- **Goal of the exercise**: Which lines of the data below include the string "html"? Return each of them.

- **Exercise input**:

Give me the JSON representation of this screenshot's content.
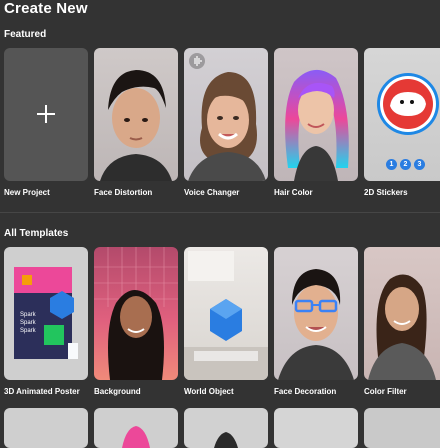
{
  "header": {
    "title": "Create New"
  },
  "featured": {
    "heading": "Featured",
    "items": [
      {
        "label": "New Project",
        "icon": "plus-icon"
      },
      {
        "label": "Face Distortion"
      },
      {
        "label": "Voice Changer",
        "icon": "audio-wave-icon"
      },
      {
        "label": "Hair Color"
      },
      {
        "label": "2D Stickers",
        "indicators": [
          "1",
          "2",
          "3"
        ]
      }
    ]
  },
  "templates": {
    "heading": "All Templates",
    "items": [
      {
        "label": "3D Animated Poster",
        "poster_text": [
          "Spark",
          "Spark",
          "Spark"
        ]
      },
      {
        "label": "Background"
      },
      {
        "label": "World Object"
      },
      {
        "label": "Face Decoration"
      },
      {
        "label": "Color Filter"
      }
    ]
  },
  "colors": {
    "background": "#333333",
    "card": "#555555",
    "accent": "#2a7de1"
  }
}
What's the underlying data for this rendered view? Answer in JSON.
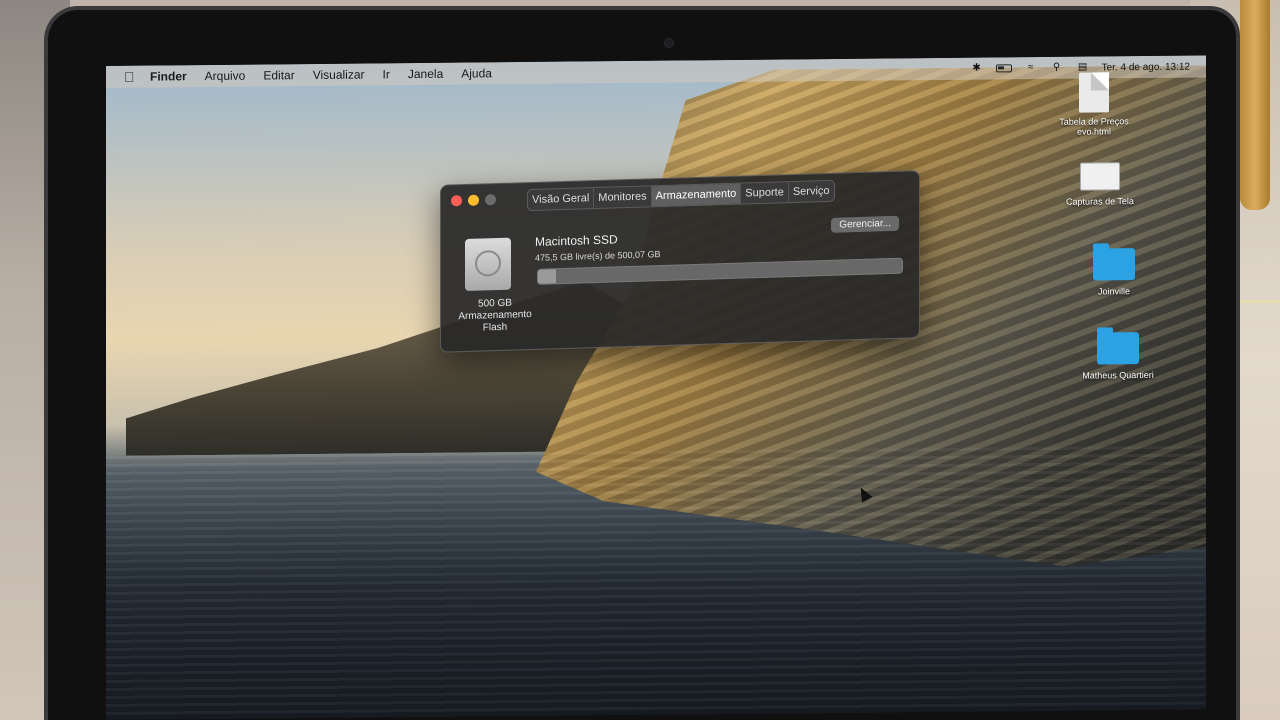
{
  "menubar": {
    "app_name": "Finder",
    "items": [
      "Arquivo",
      "Editar",
      "Visualizar",
      "Ir",
      "Janela",
      "Ajuda"
    ],
    "clock": "Ter. 4 de ago.  13:12"
  },
  "desktop_icons": [
    {
      "label": "Tabela de Preços evo.html",
      "icon": "html-file-icon"
    },
    {
      "label": "Capturas de Tela",
      "icon": "screenshot-icon"
    },
    {
      "label": "Joinville",
      "icon": "folder-icon"
    },
    {
      "label": "Matheus Quartieri",
      "icon": "folder-icon"
    }
  ],
  "window": {
    "tabs": [
      "Visão Geral",
      "Monitores",
      "Armazenamento",
      "Suporte",
      "Serviço"
    ],
    "active_tab": "Armazenamento",
    "disk_caption_lines": [
      "500 GB",
      "Armazenamento",
      "Flash"
    ],
    "disk_name": "Macintosh SSD",
    "disk_free": "475,5 GB livre(s) de 500,07 GB",
    "manage_label": "Gerenciar...",
    "used_fraction": 0.049
  },
  "colors": {
    "folder": "#2aa2e4",
    "window_bg": "#282828",
    "red": "#fd5f57",
    "yellow": "#febc2e"
  }
}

- **Response to this task**:
      "label": "Tabela de Preços evo.html",
      "icon": "html-file-icon"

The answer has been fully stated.